All the entries that follow must be written out again exactly.

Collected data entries

Content starts

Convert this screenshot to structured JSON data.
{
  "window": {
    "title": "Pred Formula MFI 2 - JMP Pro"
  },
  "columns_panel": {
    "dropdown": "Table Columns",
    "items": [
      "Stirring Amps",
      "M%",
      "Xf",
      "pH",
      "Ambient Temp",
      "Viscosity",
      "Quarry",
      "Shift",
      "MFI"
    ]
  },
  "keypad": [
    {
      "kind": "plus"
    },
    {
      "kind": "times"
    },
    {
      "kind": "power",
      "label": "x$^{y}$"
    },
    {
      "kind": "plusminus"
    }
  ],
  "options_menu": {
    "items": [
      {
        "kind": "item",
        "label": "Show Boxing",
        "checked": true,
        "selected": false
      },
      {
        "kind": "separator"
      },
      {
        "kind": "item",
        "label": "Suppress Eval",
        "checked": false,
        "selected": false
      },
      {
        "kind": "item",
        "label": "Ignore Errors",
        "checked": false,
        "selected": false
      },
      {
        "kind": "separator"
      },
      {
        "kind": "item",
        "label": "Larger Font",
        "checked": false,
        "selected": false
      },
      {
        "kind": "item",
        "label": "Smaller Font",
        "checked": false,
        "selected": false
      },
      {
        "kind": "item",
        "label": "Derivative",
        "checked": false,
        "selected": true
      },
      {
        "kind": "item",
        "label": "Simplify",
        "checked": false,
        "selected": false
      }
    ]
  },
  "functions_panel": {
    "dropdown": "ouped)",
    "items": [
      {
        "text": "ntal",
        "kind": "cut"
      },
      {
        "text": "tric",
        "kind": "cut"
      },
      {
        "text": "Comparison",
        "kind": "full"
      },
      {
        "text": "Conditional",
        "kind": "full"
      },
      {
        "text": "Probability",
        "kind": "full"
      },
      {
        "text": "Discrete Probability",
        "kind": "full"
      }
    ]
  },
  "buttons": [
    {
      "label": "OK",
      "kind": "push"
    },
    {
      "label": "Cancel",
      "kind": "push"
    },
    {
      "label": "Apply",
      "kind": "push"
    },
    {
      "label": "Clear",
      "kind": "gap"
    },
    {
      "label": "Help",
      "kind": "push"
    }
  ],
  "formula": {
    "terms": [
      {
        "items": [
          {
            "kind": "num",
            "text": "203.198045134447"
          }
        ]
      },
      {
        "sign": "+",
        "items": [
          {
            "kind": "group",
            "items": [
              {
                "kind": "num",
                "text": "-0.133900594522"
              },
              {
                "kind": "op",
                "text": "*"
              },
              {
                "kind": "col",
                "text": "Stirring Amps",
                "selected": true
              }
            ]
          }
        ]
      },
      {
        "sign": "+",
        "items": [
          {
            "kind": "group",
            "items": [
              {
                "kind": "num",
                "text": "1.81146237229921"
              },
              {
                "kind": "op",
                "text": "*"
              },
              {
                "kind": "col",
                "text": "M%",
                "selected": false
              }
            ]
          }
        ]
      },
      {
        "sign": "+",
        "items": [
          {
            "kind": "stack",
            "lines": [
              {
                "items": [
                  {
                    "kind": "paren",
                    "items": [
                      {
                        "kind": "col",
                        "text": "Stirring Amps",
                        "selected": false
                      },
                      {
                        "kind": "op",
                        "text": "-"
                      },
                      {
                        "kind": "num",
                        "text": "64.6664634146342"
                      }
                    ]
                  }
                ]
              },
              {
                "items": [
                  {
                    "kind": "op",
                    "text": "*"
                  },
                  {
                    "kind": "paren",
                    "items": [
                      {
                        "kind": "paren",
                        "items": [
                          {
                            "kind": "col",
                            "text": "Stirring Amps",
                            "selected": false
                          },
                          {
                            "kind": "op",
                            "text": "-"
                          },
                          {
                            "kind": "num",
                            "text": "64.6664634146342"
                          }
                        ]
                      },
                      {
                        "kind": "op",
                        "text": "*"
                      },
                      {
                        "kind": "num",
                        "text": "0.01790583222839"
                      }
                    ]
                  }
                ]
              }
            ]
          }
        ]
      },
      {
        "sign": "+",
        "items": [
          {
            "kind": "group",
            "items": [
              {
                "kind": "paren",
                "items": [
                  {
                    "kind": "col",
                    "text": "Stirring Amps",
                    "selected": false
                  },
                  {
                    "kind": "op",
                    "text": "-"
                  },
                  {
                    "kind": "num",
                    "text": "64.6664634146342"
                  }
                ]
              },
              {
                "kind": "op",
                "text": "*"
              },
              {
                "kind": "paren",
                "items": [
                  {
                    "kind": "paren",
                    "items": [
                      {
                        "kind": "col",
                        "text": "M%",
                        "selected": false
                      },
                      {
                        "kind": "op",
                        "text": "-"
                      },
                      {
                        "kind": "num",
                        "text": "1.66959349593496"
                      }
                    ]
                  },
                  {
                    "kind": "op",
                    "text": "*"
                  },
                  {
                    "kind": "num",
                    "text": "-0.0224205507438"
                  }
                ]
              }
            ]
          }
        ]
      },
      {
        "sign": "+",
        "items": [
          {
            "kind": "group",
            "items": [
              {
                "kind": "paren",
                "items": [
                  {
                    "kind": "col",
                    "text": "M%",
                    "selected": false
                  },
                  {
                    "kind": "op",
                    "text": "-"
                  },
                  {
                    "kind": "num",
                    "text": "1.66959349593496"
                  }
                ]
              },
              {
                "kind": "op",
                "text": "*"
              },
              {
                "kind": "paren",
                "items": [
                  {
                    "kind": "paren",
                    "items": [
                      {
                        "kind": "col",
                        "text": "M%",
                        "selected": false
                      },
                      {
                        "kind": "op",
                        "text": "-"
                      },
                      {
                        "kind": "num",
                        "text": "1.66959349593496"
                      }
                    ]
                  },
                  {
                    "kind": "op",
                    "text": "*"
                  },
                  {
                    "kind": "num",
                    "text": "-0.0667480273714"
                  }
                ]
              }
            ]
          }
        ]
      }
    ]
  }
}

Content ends

Solution
Convert this screenshot to structured JSON data.
{
  "window": {
    "title": "Pred Formula MFI 2 - JMP Pro"
  },
  "columns_panel": {
    "dropdown": "Table Columns",
    "items": [
      "Stirring Amps",
      "M%",
      "Xf",
      "pH",
      "Ambient Temp",
      "Viscosity",
      "Quarry",
      "Shift",
      "MFI"
    ]
  },
  "keypad": [
    {
      "kind": "plus"
    },
    {
      "kind": "times"
    },
    {
      "kind": "power",
      "label": "x$^{y}$"
    },
    {
      "kind": "plusminus"
    }
  ],
  "options_menu": {
    "items": [
      {
        "kind": "item",
        "label": "Show Boxing",
        "checked": true,
        "selected": false
      },
      {
        "kind": "separator"
      },
      {
        "kind": "item",
        "label": "Suppress Eval",
        "checked": false,
        "selected": false
      },
      {
        "kind": "item",
        "label": "Ignore Errors",
        "checked": false,
        "selected": false
      },
      {
        "kind": "separator"
      },
      {
        "kind": "item",
        "label": "Larger Font",
        "checked": false,
        "selected": false
      },
      {
        "kind": "item",
        "label": "Smaller Font",
        "checked": false,
        "selected": false
      },
      {
        "kind": "item",
        "label": "Derivative",
        "checked": false,
        "selected": true
      },
      {
        "kind": "item",
        "label": "Simplify",
        "checked": false,
        "selected": false
      }
    ]
  },
  "functions_panel": {
    "dropdown": "ouped)",
    "items": [
      {
        "text": "ntal",
        "kind": "cut"
      },
      {
        "text": "tric",
        "kind": "cut"
      },
      {
        "text": "Comparison",
        "kind": "full"
      },
      {
        "text": "Conditional",
        "kind": "full"
      },
      {
        "text": "Probability",
        "kind": "full"
      },
      {
        "text": "Discrete Probability",
        "kind": "full"
      }
    ]
  },
  "buttons": [
    {
      "label": "OK",
      "kind": "push"
    },
    {
      "label": "Cancel",
      "kind": "push"
    },
    {
      "label": "Apply",
      "kind": "push"
    },
    {
      "label": "Clear",
      "kind": "gap"
    },
    {
      "label": "Help",
      "kind": "push"
    }
  ],
  "formula": {
    "terms": [
      {
        "items": [
          {
            "kind": "num",
            "text": "203.198045134447"
          }
        ]
      },
      {
        "sign": "+",
        "items": [
          {
            "kind": "group",
            "items": [
              {
                "kind": "num",
                "text": "-0.133900594522"
              },
              {
                "kind": "op",
                "text": "*"
              },
              {
                "kind": "col",
                "text": "Stirring Amps",
                "selected": true
              }
            ]
          }
        ]
      },
      {
        "sign": "+",
        "items": [
          {
            "kind": "group",
            "items": [
              {
                "kind": "num",
                "text": "1.81146237229921"
              },
              {
                "kind": "op",
                "text": "*"
              },
              {
                "kind": "col",
                "text": "M%",
                "selected": false
              }
            ]
          }
        ]
      },
      {
        "sign": "+",
        "items": [
          {
            "kind": "stack",
            "lines": [
              {
                "items": [
                  {
                    "kind": "paren",
                    "items": [
                      {
                        "kind": "col",
                        "text": "Stirring Amps",
                        "selected": false
                      },
                      {
                        "kind": "op",
                        "text": "-"
                      },
                      {
                        "kind": "num",
                        "text": "64.6664634146342"
                      }
                    ]
                  }
                ]
              },
              {
                "items": [
                  {
                    "kind": "op",
                    "text": "*"
                  },
                  {
                    "kind": "paren",
                    "items": [
                      {
                        "kind": "paren",
                        "items": [
                          {
                            "kind": "col",
                            "text": "Stirring Amps",
                            "selected": false
                          },
                          {
                            "kind": "op",
                            "text": "-"
                          },
                          {
                            "kind": "num",
                            "text": "64.6664634146342"
                          }
                        ]
                      },
                      {
                        "kind": "op",
                        "text": "*"
                      },
                      {
                        "kind": "num",
                        "text": "0.01790583222839"
                      }
                    ]
                  }
                ]
              }
            ]
          }
        ]
      },
      {
        "sign": "+",
        "items": [
          {
            "kind": "group",
            "items": [
              {
                "kind": "paren",
                "items": [
                  {
                    "kind": "col",
                    "text": "Stirring Amps",
                    "selected": false
                  },
                  {
                    "kind": "op",
                    "text": "-"
                  },
                  {
                    "kind": "num",
                    "text": "64.6664634146342"
                  }
                ]
              },
              {
                "kind": "op",
                "text": "*"
              },
              {
                "kind": "paren",
                "items": [
                  {
                    "kind": "paren",
                    "items": [
                      {
                        "kind": "col",
                        "text": "M%",
                        "selected": false
                      },
                      {
                        "kind": "op",
                        "text": "-"
                      },
                      {
                        "kind": "num",
                        "text": "1.66959349593496"
                      }
                    ]
                  },
                  {
                    "kind": "op",
                    "text": "*"
                  },
                  {
                    "kind": "num",
                    "text": "-0.0224205507438"
                  }
                ]
              }
            ]
          }
        ]
      },
      {
        "sign": "+",
        "items": [
          {
            "kind": "group",
            "items": [
              {
                "kind": "paren",
                "items": [
                  {
                    "kind": "col",
                    "text": "M%",
                    "selected": false
                  },
                  {
                    "kind": "op",
                    "text": "-"
                  },
                  {
                    "kind": "num",
                    "text": "1.66959349593496"
                  }
                ]
              },
              {
                "kind": "op",
                "text": "*"
              },
              {
                "kind": "paren",
                "items": [
                  {
                    "kind": "paren",
                    "items": [
                      {
                        "kind": "col",
                        "text": "M%",
                        "selected": false
                      },
                      {
                        "kind": "op",
                        "text": "-"
                      },
                      {
                        "kind": "num",
                        "text": "1.66959349593496"
                      }
                    ]
                  },
                  {
                    "kind": "op",
                    "text": "*"
                  },
                  {
                    "kind": "num",
                    "text": "-0.0667480273714"
                  }
                ]
              }
            ]
          }
        ]
      }
    ]
  }
}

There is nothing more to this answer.